Baby

Mom’s Nursing Nutrition

by admin


Mom’s Nursing Nutrition

How to chow down on chili, fish, dairy, and more while breastfeeding

Whole Grains, Protein, Fresh Fuits and Vegetables

You know the bulk of your nutrition should come from whole grains, protein, veggies, and fruits, but even if you have an odd day when your diet consists mostly of M&M’s, you’ll still produce healthy milk to satisfy your baby.

Water

You only need to quench your thirst — there’s no reason to guzzle more than that. Just keep a glass of water handy when you sit down to nurse (breastfeeding will naturally make you thirsty).

Spices
No need to pass on spicy or gassy foods. They’re fine — unless your baby shows discomfort after you’ve downed a plate of garlicky string beans or a burrito. In fact, it’ll help your baby learn to love different tastes.

Caffeine and Alcohol

One or two cups of coffee, tea, or soda is not the reason your baby is up all night — if only it were that easy! Enjoy a glass of wine with a meal after your baby’s last feeding and you won¿t need to pump and dump.

Dairy

Most babies are fine with cow’s-milk proteins in their breast milk. Cut out dairy — milk, cheese, yogurt — only if your baby has signs of an allergic reaction: diarrhea, irritability, a rash, hives (call his doctor if these signs appear).

Fish
The same rules as pregnancy apply: Eat no more than a total of 12 ounces a week of low-mercury cooked fish such as wild salmon, shrimp, pollock, and up to 6 ounces a week of canned chunk-light tuna.

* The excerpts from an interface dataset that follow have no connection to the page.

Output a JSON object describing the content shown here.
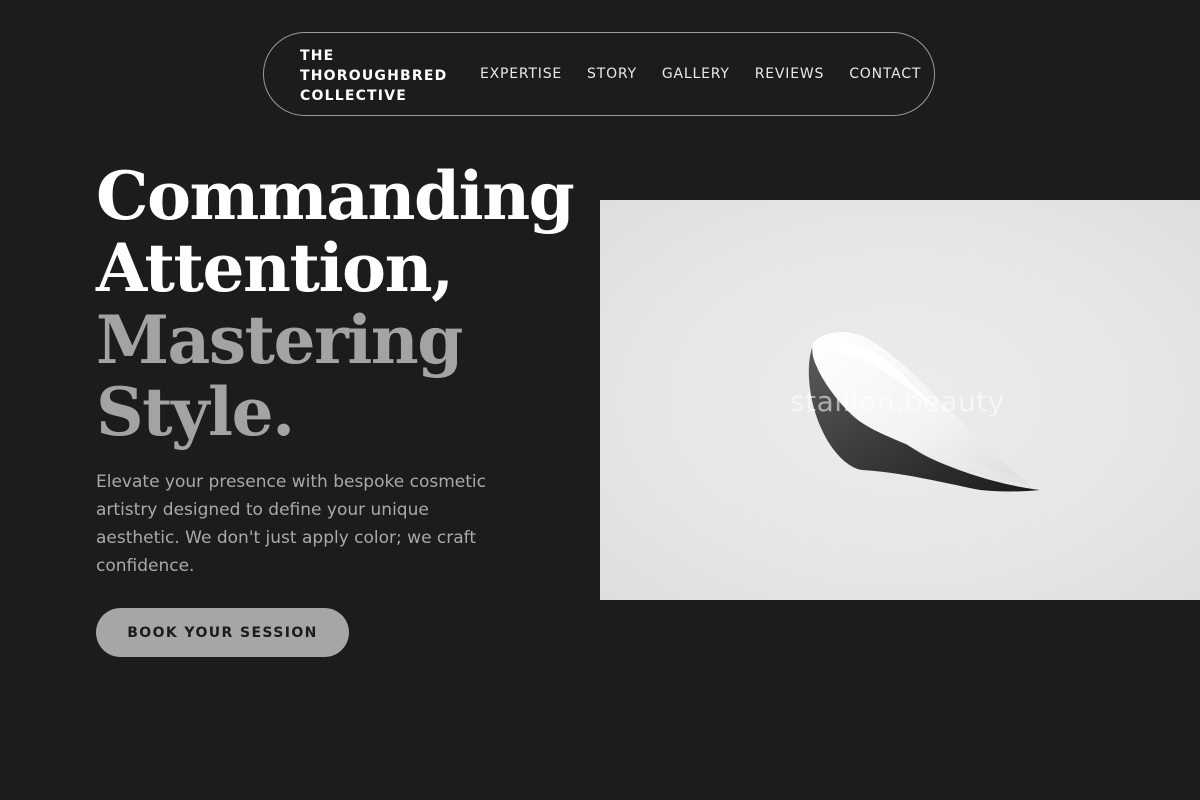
{
  "brand": {
    "line1": "THE",
    "line2": "THOROUGHBRED",
    "line3": "COLLECTIVE"
  },
  "nav": {
    "items": [
      {
        "label": "EXPERTISE"
      },
      {
        "label": "STORY"
      },
      {
        "label": "GALLERY"
      },
      {
        "label": "REVIEWS"
      },
      {
        "label": "CONTACT"
      }
    ]
  },
  "hero": {
    "headline": {
      "line1": "Commanding",
      "line2": "Attention,",
      "line3": "Mastering",
      "line4": "Style."
    },
    "lead": "Elevate your presence with bespoke cosmetic artistry designed to define your unique aesthetic. We don't just apply color; we craft confidence.",
    "cta_label": "BOOK YOUR SESSION",
    "image": {
      "subject": "cream-swatch",
      "watermark": "stallion.beauty"
    }
  },
  "colors": {
    "background": "#1c1c1c",
    "headline_primary": "#ffffff",
    "headline_secondary": "#a3a3a3",
    "body_text": "#a9a9a9",
    "cta_background": "#a6a6a6",
    "nav_border": "#9a9a9a"
  }
}
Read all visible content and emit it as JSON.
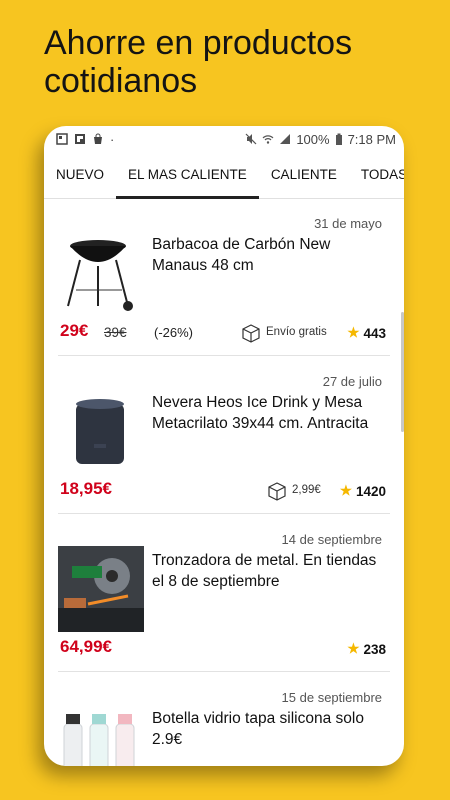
{
  "headline": {
    "line1": "Ahorre en productos",
    "line2": "cotidianos"
  },
  "statusbar": {
    "battery": "100%",
    "time": "7:18 PM"
  },
  "tabs": [
    "NUEVO",
    "EL MAS CALIENTE",
    "CALIENTE",
    "TODAS"
  ],
  "active_tab": "EL MAS CALIENTE",
  "deals": [
    {
      "date": "31 de mayo",
      "title": "Barbacoa de Carbón New Manaus 48 cm",
      "price": "29€",
      "old_price": "39€",
      "discount": "(-26%)",
      "shipping": "Envío gratis",
      "score": "443",
      "image": "charcoal-grill"
    },
    {
      "date": "27 de julio",
      "title": "Nevera Heos Ice Drink y Mesa Metacrilato 39x44 cm. Antracita",
      "price": "18,95€",
      "shipping": "2,99€",
      "score": "1420",
      "image": "drink-cooler"
    },
    {
      "date": "14 de septiembre",
      "title": "Tronzadora de metal. En tiendas el 8 de septiembre",
      "price": "64,99€",
      "score": "238",
      "image": "metal-cutoff-saw"
    },
    {
      "date": "15 de septiembre",
      "title": "Botella vidrio tapa silicona solo 2.9€",
      "image": "glass-bottles"
    }
  ],
  "colors": {
    "background": "#F7C520",
    "price": "#D0021B",
    "star": "#F5B800"
  }
}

Baby

Mom’s Nursing Nutrition

by admin


Mom’s Nursing Nutrition

How to chow down on chili, fish, dairy, and more while breastfeeding

Whole Grains, Protein, Fresh Fuits and Vegetables


You know the bulk of your nutrition should come from whole grains, protein, veggies, and fruits, but even if you have an odd day when your diet consists mostly of M&M’s, you’ll still produce healthy milk to satisfy your baby.

Water


You only need to quench your thirst — there’s no reason to guzzle more than that. Just keep a glass of water handy when you sit down to nurse (breastfeeding will naturally make you thirsty).

Spices


No need to pass on spicy or gassy foods. They’re fine — unless your baby shows discomfort after you’ve downed a plate of garlicky string beans or a burrito. In fact, it¿ll help your baby learn to love different tastes.

Caffeine and Alcohol


One or two cups of coffee, tea, or soda is not the reason your baby is up all night — if only it were that easy! Enjoy a glass of wine with a meal after your baby’s last feeding and you won¿t need to pump and dump.

Dairy


Most babies are fine with cow’s-milk proteins in their breast milk. Cut out dairy — milk, cheese, yogurt — only if your baby has signs of an allergic reaction: diarrhea, irritability, a rash, hives (call his doctor if these signs appear).

Fish


The same rules as pregnancy apply: Eat no more than a total of 12 ounces a week of low-mercury cooked fish such as wild salmon, shrimp, pollock, and up to 6 ounces a week of canned chunk-light tuna.